2019-20 Offseason Discussion


SoSH Member
Aug 1, 2006
But we're getting a guy who provides 92.4% of the speed of a 100mph reliever at less than 1/10 the cost!

In all seriousness, he seems to be a hard sinkerballer, for which 92 isn't bad but he is not exactly throwing bowling balls either.

To me it looks like Valdez has a Pedro-esque delivery with a very wiry frame. Actually perhaps a little more Ramon than Pedro.
It was only 16 innings, but Phillips Valdez’s sinker had an elite spin rate last year, for what it’s worth. Makes sense to me that a guy who can throw that pitch with above-average velocity and pair it with a change up might be an interesting project.


SoSH Member
Apr 5, 2007
So maybe "filthy" would be more apropos than "hard-throwing".
Maybe we should move beyond the limited phraseology we have and break new ground. Perhaps a high spin-rate, good velocity fastball paired with a solid change-up should be referred to as "funkadelic." Just throwing that out there.


SoSH Member
Nov 14, 2005
Xander was interviewed on MLB and mentioned that he hurt himself when he was back home and that's why he is not playing. He didn't give details. First I've heard of this. Anyone know what happened?

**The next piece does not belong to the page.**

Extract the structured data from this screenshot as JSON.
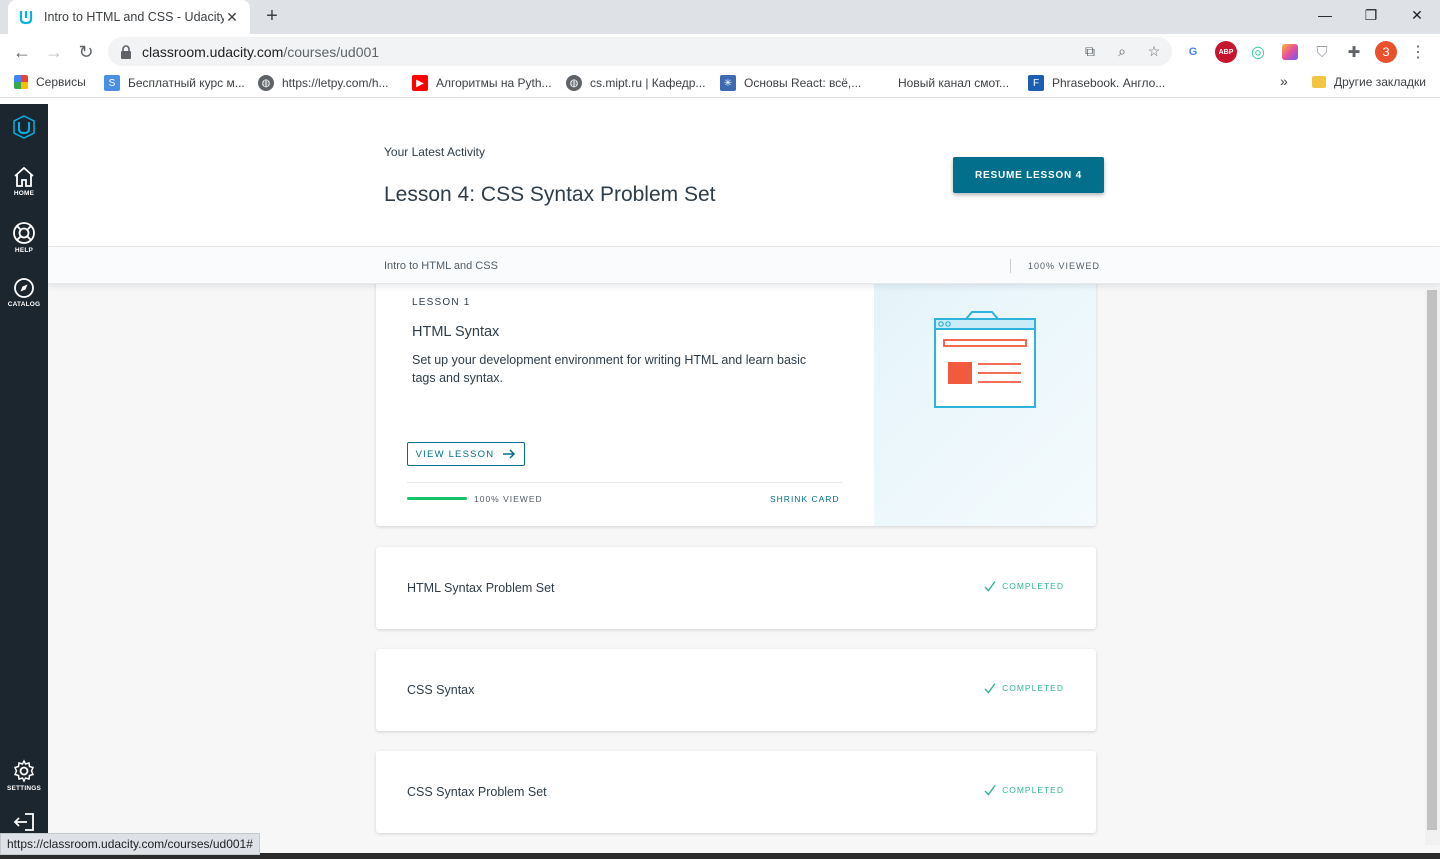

SoSH Member
Jul 16, 2005
Rogers Park
Xander was interviewed on MLB and mentioned that he hurt himself when he was back home and that's why he is not playing. He didn't give details. First I've heard of this. Anyone know what happened?
He's been dealing with a residual ankle injury all camp. It's been covered in the media; it doesn't sound too bad.


Well-Known Member
Silver Supporter
SoSH Member
Sep 30, 2010
Interestingly, Theo is running into the same issues in Chicago that the Sox are. This was clear from their do-nothing offseason, but Theo's now stating explicitly what's to come.

And the Cubs begin this season with Javier Baez, Kris Bryant, Willson Contreras and Kyle Schwarber free agents two years away — the same for Jon Lester and Anthony Rizzo should their 2021 options be picked up. Attempts to extend Baez, Bryant, Contreras, Schwarber and Ian Happ have failed. And the Cubs know they will not keep all of them long term and send their payroll to $300 million or more.

To try to diversify how they spend their money and deepen a depleted farm system, the Cubs particularly shopped Bryant and Contreras in the offseason. For now, though, it looks as if the Cubs will begin the season with their core group. But the Cubs know players have much greater value if they are available for two postseason runs rather than one (like Betts), so a July appraisal looms.

“It puts us in a position in which we have to be very objective about what we have,” Epstein said. “In the middle of this season, if we have a legit World Series contender, that is really meaningful. But if we don’t, you can’t be blind to the realities of the following 18 months.”

Translation: If the Cubs think they can win it all, they will keep it together. If not, they could be one of the biggest sellers of July.


SoSH Member
Sep 17, 2011
They could do a full reset and be pretty well set for 2022. Kind of a fortunate situation that many of their FAs hit the market the same year.Trading away a lot of that talent would get them a massive haul of prospects

The Gray Eagle

SoSH Member
Aug 1, 2001
Finally we get another minor league catcher named Jhon, we've been out of them ever since we traded Jhon Nunez.

Jhonny Pereda is a different guy than longtime major leaguer Jhonny Peralta, who we signed but who never made it out of Pawtucket with us.

Savin Hillbilly

loves the secret sauce
SoSH Member
Jul 10, 2007
The wrong side of the bridge....
Pereda has fine K/BB numbers but apparently dismal quality-of-contact; no power and a low BABIP despite high GB rates. Sounds like a solid backstop. He was mentioned under "Bench Bats" in a FG top-31 Cubs prospects feature from last offseason, and they had this to say:

Pereda might get popped in the Rule 5 draft because he’s an okay catcher with an approach. Long term, he projects as a third catcher.
So, Dan Butler v. 2.